Portraits for Pits

Portraits for Pits created this digital portrait of a client's pet pit bull.

AS ANIMAL LOVERS WILL ATTEST, pets are the real gifts that keep on giving. So why not immortalize them in a unique form of art? Pet portraits are increasingly popular, and a number of local artists have turned their passion for animals into  businesses that help pet owners honor their loved ones.

Steve Mercer, who co-owns Portraits for Pits (www.portraitsforpits.com) with his wife, Evie, offers two options for pet portraits: digital portraits and acrylic paintings based on photographs supplied by pet owners, who can upload photographs to the business' website. The couple creates artwork for all kinds of animals, including cats, ferrets, birds and pigs — not just pit bulls as the name might imply — but they have a soft spot for pit bulls and donate proceeds to various rescue and advocacy organizations for the breed. The company often donates gift certificates to fundraisers for pit bull rescue organizations.

"We do all kinds of custom work," Mercer says.
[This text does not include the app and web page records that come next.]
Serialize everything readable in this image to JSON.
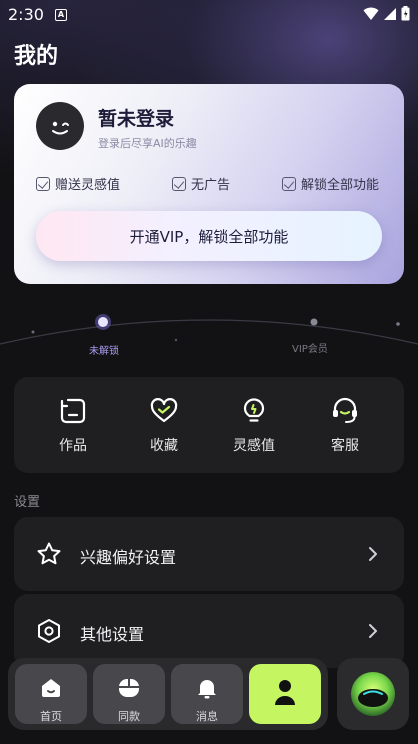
{
  "status_bar": {
    "time": "2:30",
    "notif_badge": "A"
  },
  "page": {
    "title": "我的"
  },
  "profile": {
    "name": "暂未登录",
    "subtitle": "登录后尽享AI的乐趣",
    "perks": [
      "赠送灵感值",
      "无广告",
      "解锁全部功能"
    ],
    "vip_button": "开通VIP，解锁全部功能"
  },
  "progress": {
    "current_label": "未解锁",
    "next_label": "VIP会员"
  },
  "quick_actions": [
    {
      "label": "作品",
      "icon": "works-icon"
    },
    {
      "label": "收藏",
      "icon": "heart-icon"
    },
    {
      "label": "灵感值",
      "icon": "lightbulb-icon"
    },
    {
      "label": "客服",
      "icon": "headset-icon"
    }
  ],
  "settings": {
    "section_label": "设置",
    "items": [
      {
        "label": "兴趣偏好设置",
        "icon": "star-icon"
      },
      {
        "label": "其他设置",
        "icon": "hexagon-settings-icon"
      }
    ]
  },
  "bottom_nav": {
    "items": [
      {
        "label": "首页",
        "icon": "home-icon"
      },
      {
        "label": "同款",
        "icon": "mouse-icon"
      },
      {
        "label": "消息",
        "icon": "bell-icon"
      },
      {
        "label": "",
        "icon": "person-icon",
        "active": true
      }
    ],
    "ai_button_icon": "ai-orb-icon"
  },
  "colors": {
    "background": "#121214",
    "card_surface": "#1f1f22",
    "accent_green": "#c6f562",
    "card_gradient_end": "#a9a4de"
  }
}
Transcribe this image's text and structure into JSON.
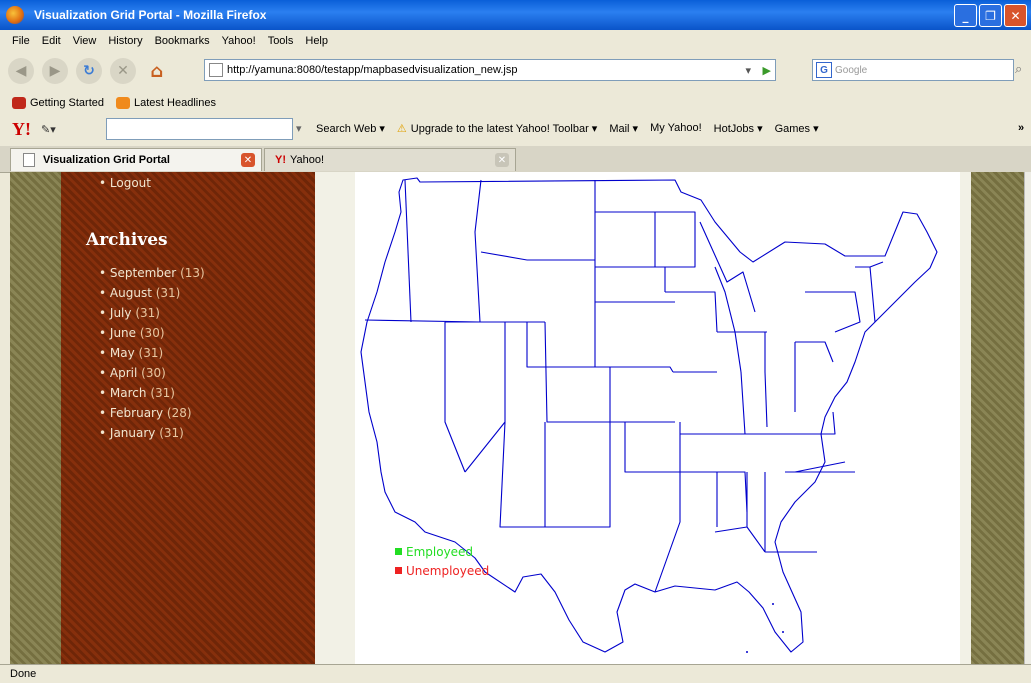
{
  "window": {
    "title": "Visualization Grid Portal - Mozilla Firefox",
    "min": "_",
    "max": "❐",
    "close": "✕"
  },
  "menu": [
    "File",
    "Edit",
    "View",
    "History",
    "Bookmarks",
    "Yahoo!",
    "Tools",
    "Help"
  ],
  "nav": {
    "url": "http://yamuna:8080/testapp/mapbasedvisualization_new.jsp",
    "search_placeholder": "Google"
  },
  "bookmarks": [
    "Getting Started",
    "Latest Headlines"
  ],
  "yahoo_toolbar": {
    "logo": "Y!",
    "items": [
      "Search Web ▾",
      "Upgrade to the latest Yahoo! Toolbar ▾",
      "Mail ▾",
      "My Yahoo!",
      "HotJobs ▾",
      "Games ▾"
    ],
    "more": "»"
  },
  "tabs": [
    {
      "label": "Visualization Grid Portal",
      "active": true
    },
    {
      "label": "Yahoo!",
      "active": false
    }
  ],
  "sidebar": {
    "logout": "Logout",
    "archives_title": "Archives",
    "archives": [
      {
        "month": "September",
        "count": "(13)"
      },
      {
        "month": "August",
        "count": "(31)"
      },
      {
        "month": "July",
        "count": "(31)"
      },
      {
        "month": "June",
        "count": "(30)"
      },
      {
        "month": "May",
        "count": "(31)"
      },
      {
        "month": "April",
        "count": "(30)"
      },
      {
        "month": "March",
        "count": "(31)"
      },
      {
        "month": "February",
        "count": "(28)"
      },
      {
        "month": "January",
        "count": "(31)"
      }
    ]
  },
  "map": {
    "legend": [
      {
        "label": "Employeed",
        "color": "#22dd22"
      },
      {
        "label": "Unemployeed",
        "color": "#ee2222"
      }
    ],
    "border_color": "#0000cc"
  },
  "status": "Done"
}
Each piece takes about six weeks to complete and prices for portraits range from $75 to $275. The portraits make  popular gifts year-round, he says.

"The art is fun and colorful," Mercer says. "I think it offers a fun memory."

Lillian Aguinaga

Lillian Aguinaga of Painted Paws captures the regal soul of a dog.

Lillian Aguinaga is another local artist and the founder of Painted Paws (www.artoflillian.com). She creates acrylic paintings of customers' pets and accommodates requests for quirky details to be included in the rendition. (One client, for example, requested that a dog be painted in "Game of Thrones"-style regalia.)

Aguinaga's prices depend on the size of the canvas and the number of pets included, but  typically range from $300 to $1,000. She also offers charcoal drawings, which start at $150, as well as gift certificates. Like the Mercers, she believes in giving to charity and donates 10 percent of her commissions to the animal rescue group of the customer's choice.

"I like giving back, and it adds a little extra something to commissioning a pet portrait," she says.

Julie Dalton Gourgues

Julie Dalton Gourgues' pet portrait of a dog named Molly.

Julie Dalton Gourgues (www.juliedaltongourgues.com) is a local painter who mainly uses oils and acrylics to create pet portraits. Nine years ago, she gave some of her friends portraits of their pets during the holiday season. They were a hit.

"Everybody loved them," she says, and her portrait painting business began to spread by word-of-mouth and on social media. "It's really very gratifying," she says of the work, particularly because she often spends time with her subjects, getting to know their personalities.

"It's a fun, collaborative effort," she says. "They'll send me photos, we'll go back and forth, and they get to see the process, starting with the sketches, and they can approve of things as we go along."

Laura Helen Marks

Laura Helen Marks of Stone Cold Stones created a mosaic of a German shepherd.

Laura Helen Marks' Stone Cold Stones (www.facebook.com/stonecoldnola) uses a different medium — colorful mosaics — to capture the likeness of furry friends. Often, her creations memorialize a pet. She says the stones function a bit like a tombstone but "less morbid" as they are works of art that can be garden features.

"Most people's pets spent time in the yard, and I sense that customers really love walking through the yard and spotting their beloved pup, kitty or tortoise sparkling in the flower beds, looking happy," she says. "The stones are celebratory."

LA/SPCA

The Louisiana SPCA offers pet photos during Mutt Monday Dec. 17 during Celebration in the Oaks.

Pet owners also can consider the Louisiana SPCA's (www.la-spca.org) offerings. Earlier this month, the organization hosted $25 "Pawliday Pet Portraits," photo sessions during which families could have their pets' photos snapped alongside holiday props and costumes. Another program called "Mutt Mondays" takes place during Celebration in the Oaks at New Orleans City Park. On Dec. 17, Louisiana SPCA team members will be on site to assist with the seasonal dog celebration and run a photo booth.

"Photos of your pets during the holiday season help you celebrate and remember each and every holiday spent with your loved ones," notes Rebecca Melanson, the SPCA's communications coordinator.

No matter the medium, Aguinaga perhaps sums it up best: "When you see someone react to getting the gift of a pet portrait, it's pretty special," she says. "Pets are like children — they mean a lot to us; they are special creatures. A pet portrait is one of the most thoughtful gifts you can give."